WHAT TO DO
Leave the images out and repeat the data exactly as given.

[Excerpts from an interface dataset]
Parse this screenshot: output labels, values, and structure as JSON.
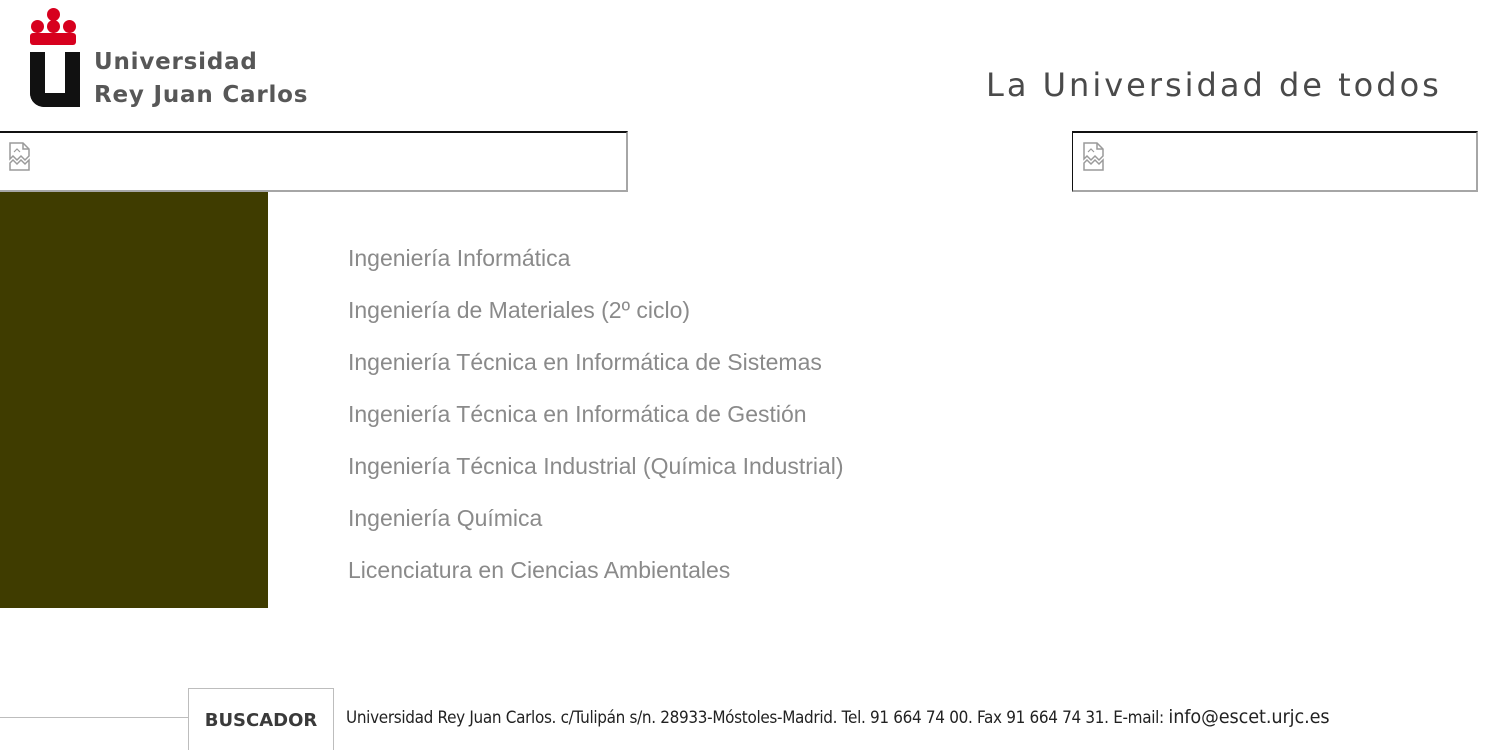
{
  "header": {
    "logo_line1": "Universidad",
    "logo_line2": "Rey Juan Carlos",
    "tagline": "La Universidad de todos"
  },
  "icons": {
    "broken_image_left": "broken-image-icon",
    "broken_image_right": "broken-image-icon",
    "logo_crown": "crown-icon"
  },
  "colors": {
    "sidebar": "#3f3c00",
    "menu_text": "#8a8a8a",
    "logo_red": "#d7001e",
    "logo_black": "#111111"
  },
  "menu": {
    "items": [
      {
        "label": "Ingeniería Informática"
      },
      {
        "label": "Ingeniería de Materiales (2º ciclo)"
      },
      {
        "label": "Ingeniería Técnica en Informática de Sistemas"
      },
      {
        "label": "Ingeniería Técnica en Informática de Gestión"
      },
      {
        "label": "Ingeniería Técnica Industrial (Química Industrial)"
      },
      {
        "label": "Ingeniería Química"
      },
      {
        "label": "Licenciatura en Ciencias Ambientales"
      }
    ]
  },
  "footer": {
    "buscador_label": "BUSCADOR",
    "address": "Universidad Rey Juan Carlos. c/Tulipán s/n. 28933-Móstoles-Madrid. Tel. 91 664 74 00. Fax 91 664 74 31. E-mail: ",
    "email": "info@escet.urjc.es"
  }
}
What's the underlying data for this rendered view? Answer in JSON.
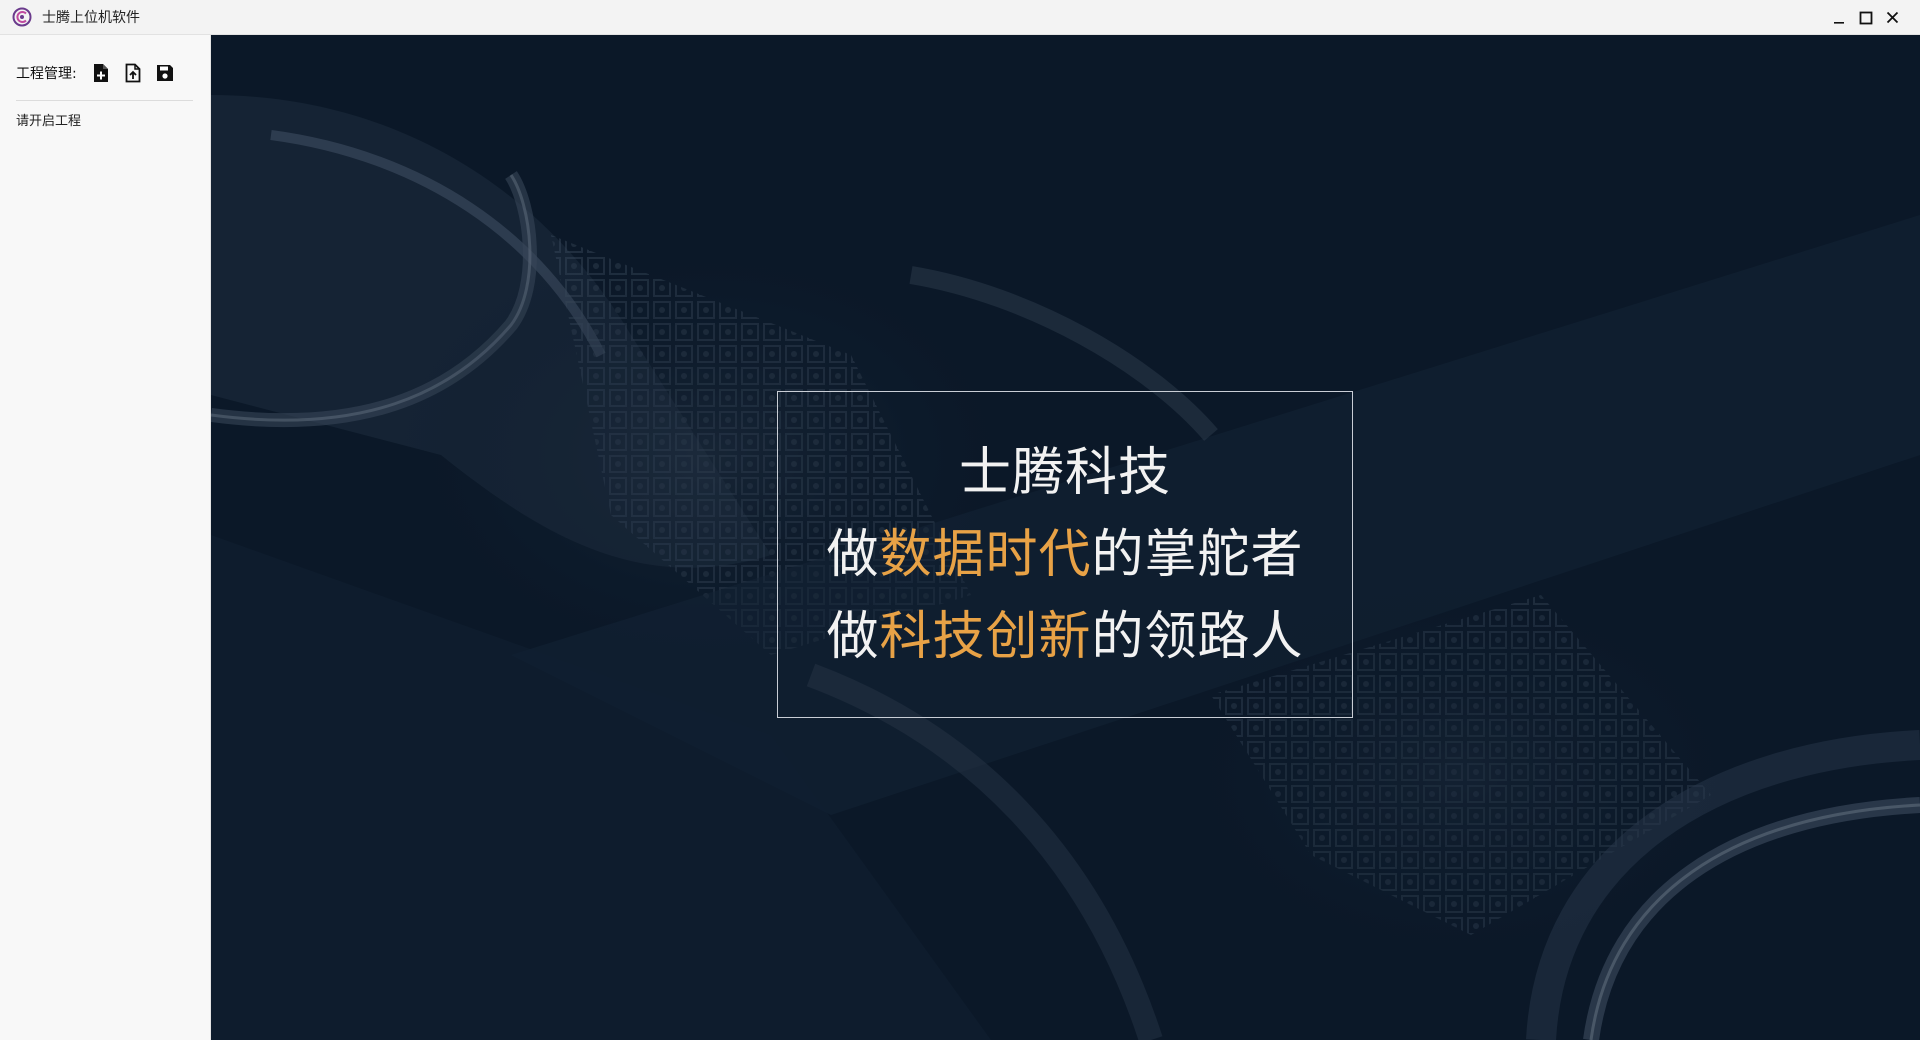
{
  "window": {
    "title": "士腾上位机软件",
    "logo_icon": "app-logo-icon",
    "controls": [
      "minimize-icon",
      "maximize-icon",
      "close-icon"
    ]
  },
  "sidebar": {
    "project_label": "工程管理:",
    "project_actions": [
      {
        "name": "new-project",
        "icon": "file-plus-icon"
      },
      {
        "name": "open-project",
        "icon": "file-upload-icon"
      },
      {
        "name": "save-project",
        "icon": "save-icon"
      }
    ],
    "open_hint": "请开启工程"
  },
  "hero": {
    "line1": "士腾科技",
    "line2": {
      "prefix": "做",
      "highlight": "数据时代",
      "suffix": "的掌舵者"
    },
    "line3": {
      "prefix": "做",
      "highlight": "科技创新",
      "suffix": "的领路人"
    }
  },
  "colors": {
    "hero_background": "#0b1929",
    "accent": "#e8a246",
    "slogan_text": "#f2f2f2",
    "frame_border": "#c9ced6"
  }
}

TASK RESPONSE
Parse this screenshot: output labels, values, and structure as JSON.
{
  "header": {
    "logo_line1": "Universidad",
    "logo_line2": "Rey Juan Carlos",
    "tagline": "La Universidad de todos"
  },
  "icons": {
    "broken_image_left": "broken-image-icon",
    "broken_image_right": "broken-image-icon",
    "logo_crown": "crown-icon"
  },
  "colors": {
    "sidebar": "#3f3c00",
    "menu_text": "#8a8a8a",
    "logo_red": "#d7001e",
    "logo_black": "#111111"
  },
  "menu": {
    "items": [
      {
        "label": "Ingeniería Informática"
      },
      {
        "label": "Ingeniería de Materiales (2º ciclo)"
      },
      {
        "label": "Ingeniería Técnica en Informática de Sistemas"
      },
      {
        "label": "Ingeniería Técnica en Informática de Gestión"
      },
      {
        "label": "Ingeniería Técnica Industrial (Química Industrial)"
      },
      {
        "label": "Ingeniería Química"
      },
      {
        "label": "Licenciatura en Ciencias Ambientales"
      }
    ]
  },
  "footer": {
    "buscador_label": "BUSCADOR",
    "address": "Universidad Rey Juan Carlos. c/Tulipán s/n. 28933-Móstoles-Madrid. Tel. 91 664 74 00. Fax 91 664 74 31. E-mail: ",
    "email": "info@escet.urjc.es"
  }
}
What's the underlying data for this rendered view? Answer in JSON.
{
  "window": {
    "title": "士腾上位机软件",
    "logo_icon": "app-logo-icon",
    "controls": [
      "minimize-icon",
      "maximize-icon",
      "close-icon"
    ]
  },
  "sidebar": {
    "project_label": "工程管理:",
    "project_actions": [
      {
        "name": "new-project",
        "icon": "file-plus-icon"
      },
      {
        "name": "open-project",
        "icon": "file-upload-icon"
      },
      {
        "name": "save-project",
        "icon": "save-icon"
      }
    ],
    "open_hint": "请开启工程"
  },
  "hero": {
    "line1": "士腾科技",
    "line2": {
      "prefix": "做",
      "highlight": "数据时代",
      "suffix": "的掌舵者"
    },
    "line3": {
      "prefix": "做",
      "highlight": "科技创新",
      "suffix": "的领路人"
    }
  },
  "colors": {
    "hero_background": "#0b1929",
    "accent": "#e8a246",
    "slogan_text": "#f2f2f2",
    "frame_border": "#c9ced6"
  }
}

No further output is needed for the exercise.